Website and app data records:
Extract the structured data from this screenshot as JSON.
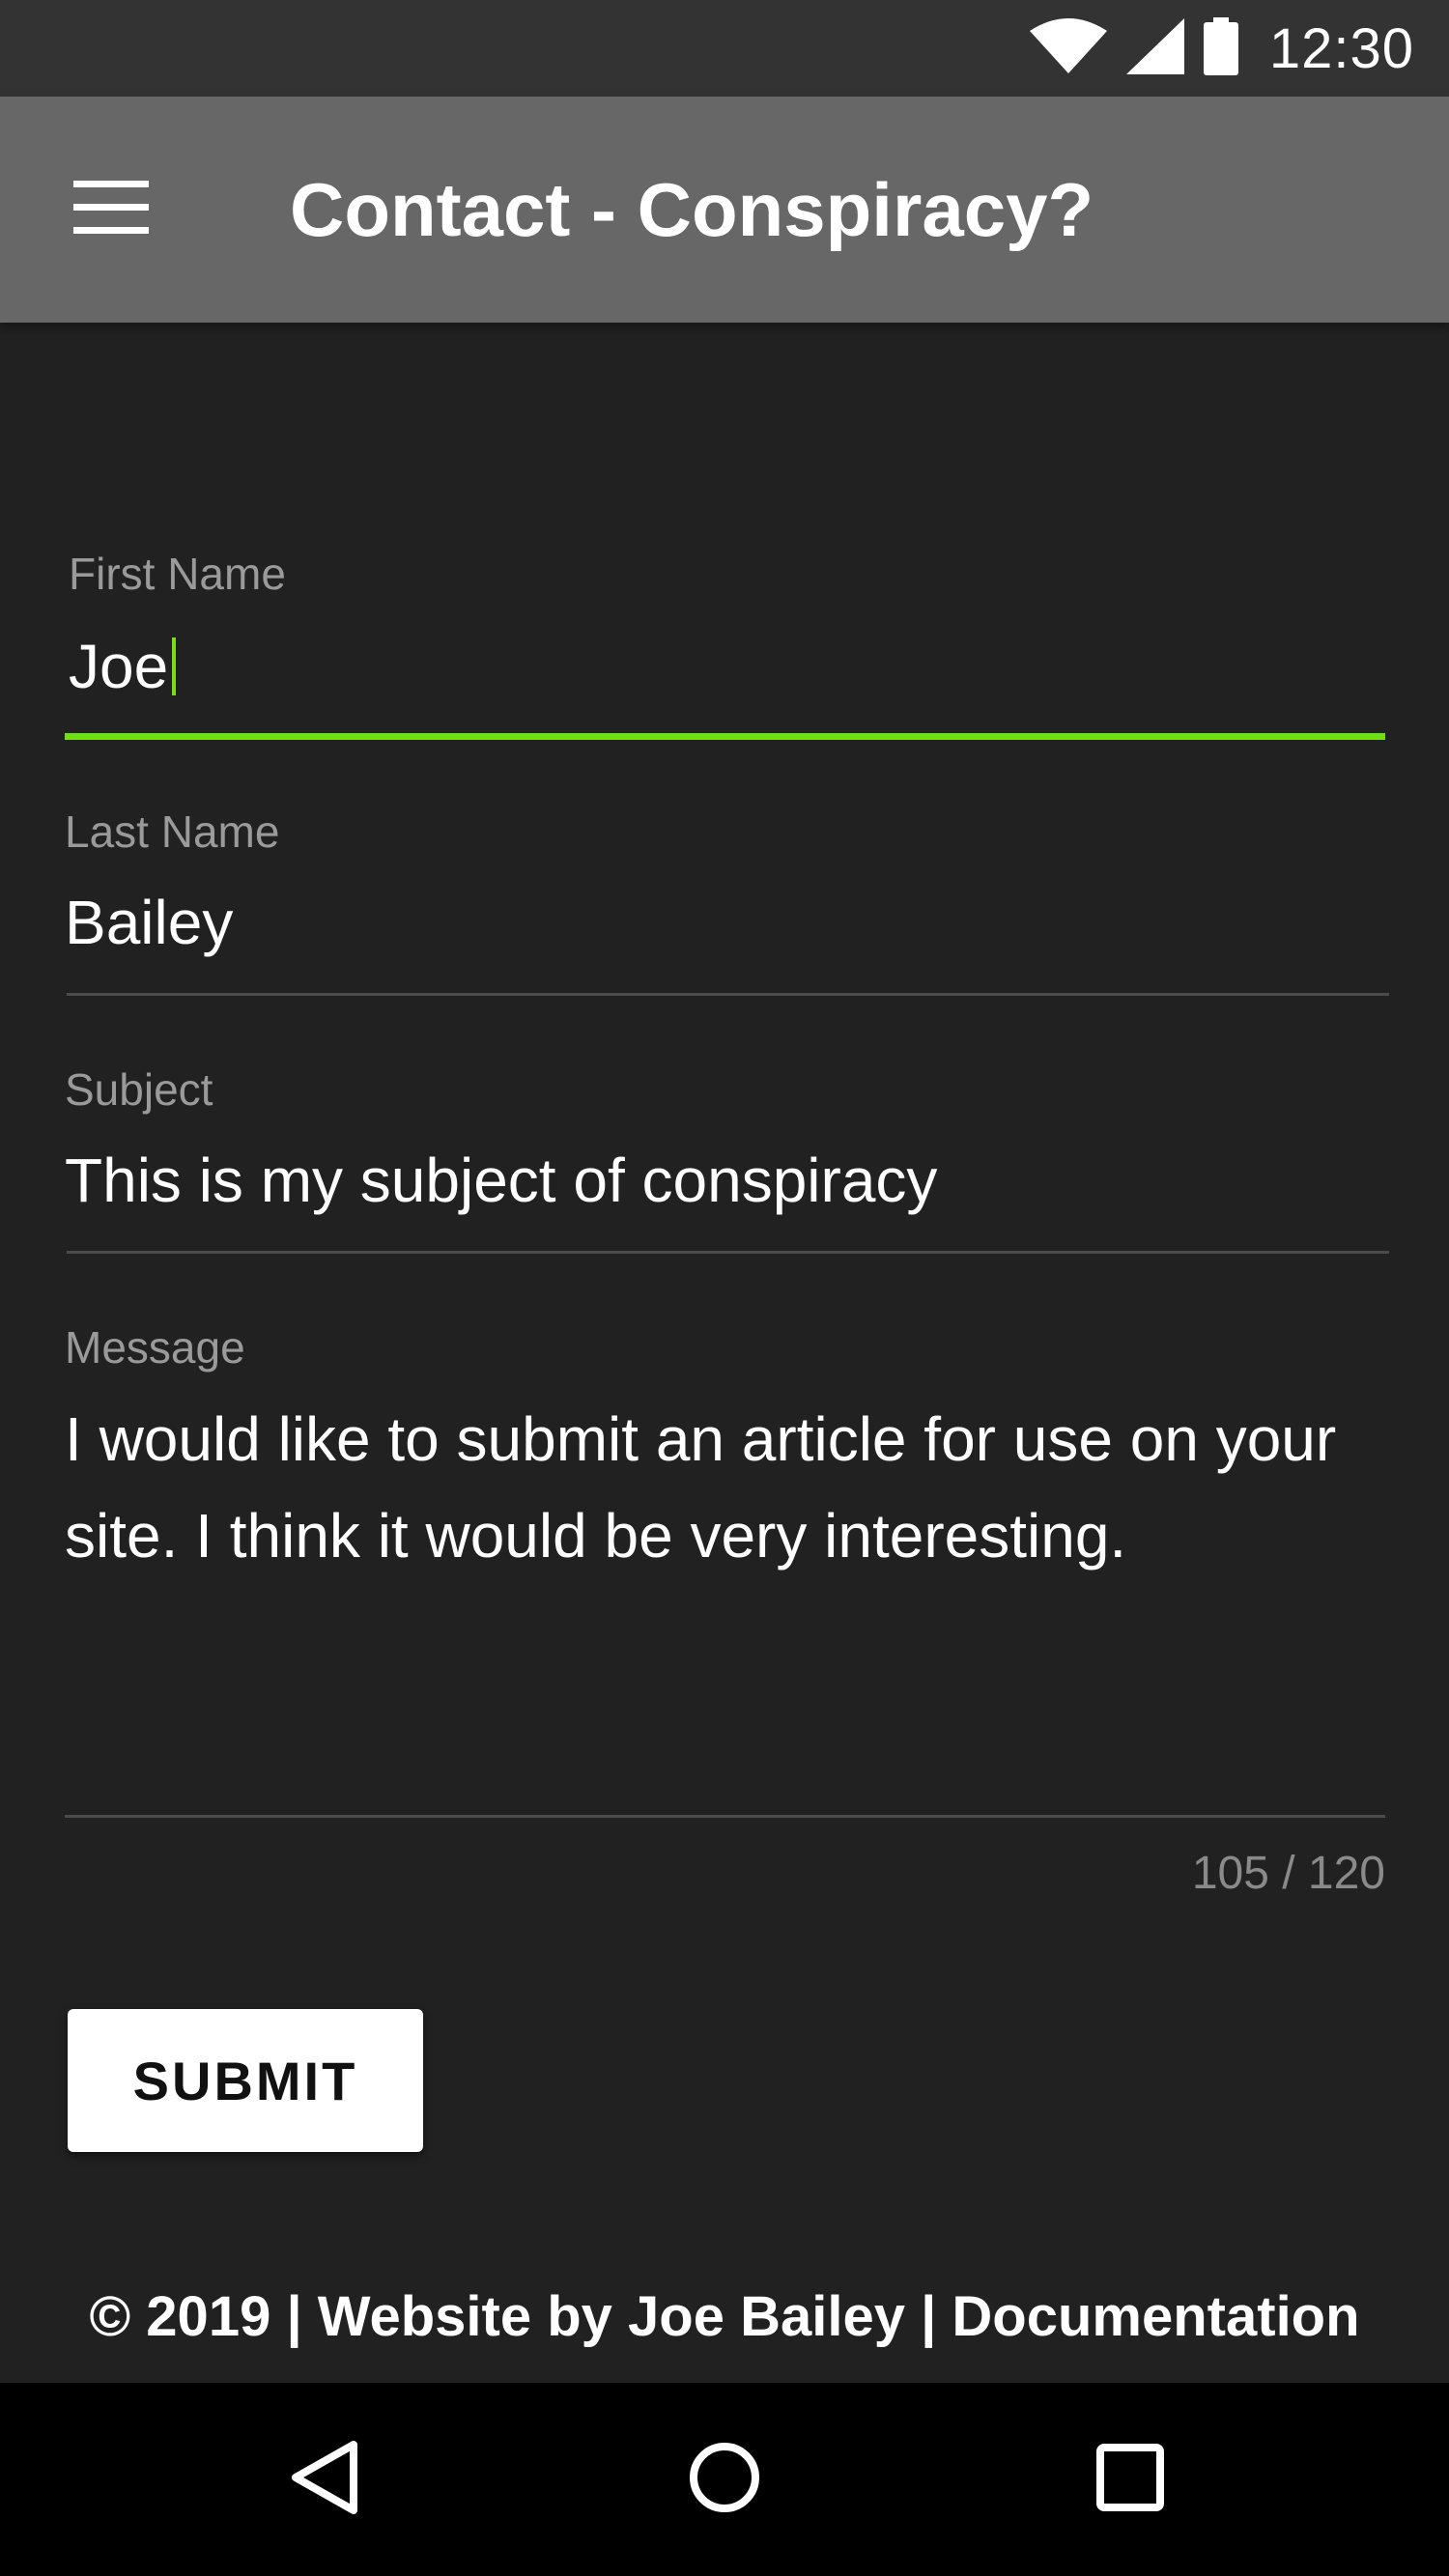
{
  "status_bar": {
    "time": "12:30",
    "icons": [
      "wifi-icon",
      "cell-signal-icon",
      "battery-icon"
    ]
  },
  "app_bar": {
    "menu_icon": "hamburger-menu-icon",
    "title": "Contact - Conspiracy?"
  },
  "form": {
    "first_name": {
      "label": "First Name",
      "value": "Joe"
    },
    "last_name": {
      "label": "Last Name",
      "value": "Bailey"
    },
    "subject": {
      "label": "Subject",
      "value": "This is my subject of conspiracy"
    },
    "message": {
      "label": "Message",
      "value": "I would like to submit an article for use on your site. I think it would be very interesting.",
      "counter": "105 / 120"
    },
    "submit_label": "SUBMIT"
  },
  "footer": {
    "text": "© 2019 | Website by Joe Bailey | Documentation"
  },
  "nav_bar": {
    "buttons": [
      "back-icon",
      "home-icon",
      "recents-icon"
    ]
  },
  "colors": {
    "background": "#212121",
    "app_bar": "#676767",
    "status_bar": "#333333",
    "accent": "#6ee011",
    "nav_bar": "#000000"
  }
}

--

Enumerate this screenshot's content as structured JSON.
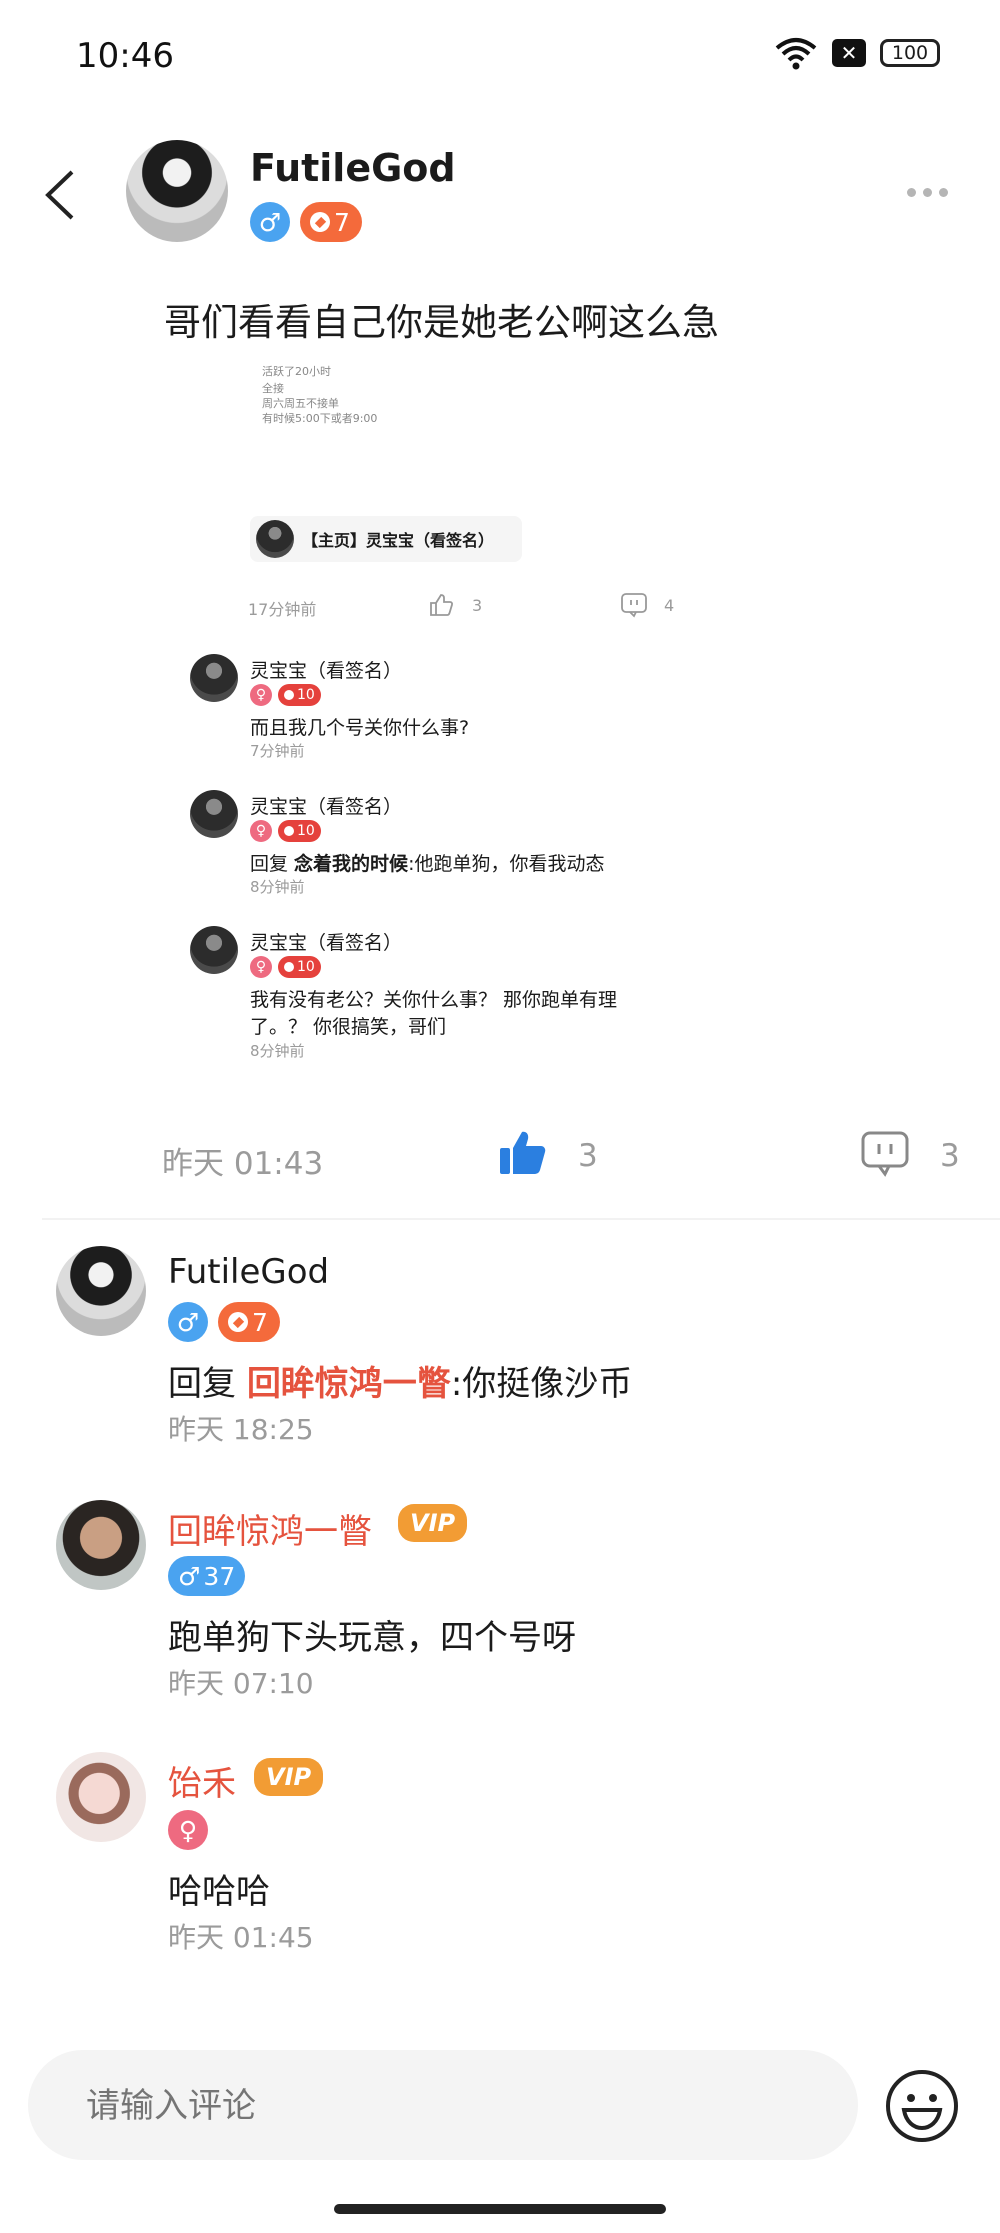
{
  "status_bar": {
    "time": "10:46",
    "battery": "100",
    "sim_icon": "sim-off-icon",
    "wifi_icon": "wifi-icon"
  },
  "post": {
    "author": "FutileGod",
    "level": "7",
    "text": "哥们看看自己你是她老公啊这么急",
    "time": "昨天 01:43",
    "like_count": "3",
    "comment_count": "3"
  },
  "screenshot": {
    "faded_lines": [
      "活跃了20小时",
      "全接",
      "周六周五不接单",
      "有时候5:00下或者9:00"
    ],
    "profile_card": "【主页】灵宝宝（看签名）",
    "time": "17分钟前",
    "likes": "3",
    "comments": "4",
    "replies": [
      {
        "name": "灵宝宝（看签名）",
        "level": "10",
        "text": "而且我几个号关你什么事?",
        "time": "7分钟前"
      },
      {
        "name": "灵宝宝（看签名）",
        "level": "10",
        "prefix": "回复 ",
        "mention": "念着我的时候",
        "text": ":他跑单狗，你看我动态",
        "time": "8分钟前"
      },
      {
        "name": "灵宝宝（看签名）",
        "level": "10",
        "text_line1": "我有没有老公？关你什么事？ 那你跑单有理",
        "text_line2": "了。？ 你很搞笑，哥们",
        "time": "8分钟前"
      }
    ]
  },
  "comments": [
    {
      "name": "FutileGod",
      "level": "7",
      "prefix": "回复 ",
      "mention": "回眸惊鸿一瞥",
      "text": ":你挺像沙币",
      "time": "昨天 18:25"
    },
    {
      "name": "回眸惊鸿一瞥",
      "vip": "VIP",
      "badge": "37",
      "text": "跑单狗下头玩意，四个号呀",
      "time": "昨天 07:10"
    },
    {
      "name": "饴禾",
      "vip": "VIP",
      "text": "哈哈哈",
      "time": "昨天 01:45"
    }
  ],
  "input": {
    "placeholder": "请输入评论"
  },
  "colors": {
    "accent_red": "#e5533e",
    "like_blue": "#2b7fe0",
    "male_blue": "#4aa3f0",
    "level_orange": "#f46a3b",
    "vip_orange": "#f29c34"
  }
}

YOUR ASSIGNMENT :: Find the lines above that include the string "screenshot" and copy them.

ANSWER FOR THE TASK ::
Extract the structured data from this screenshot as JSON.
Enumerate this screenshot's content as structured JSON.
  "screenshot": {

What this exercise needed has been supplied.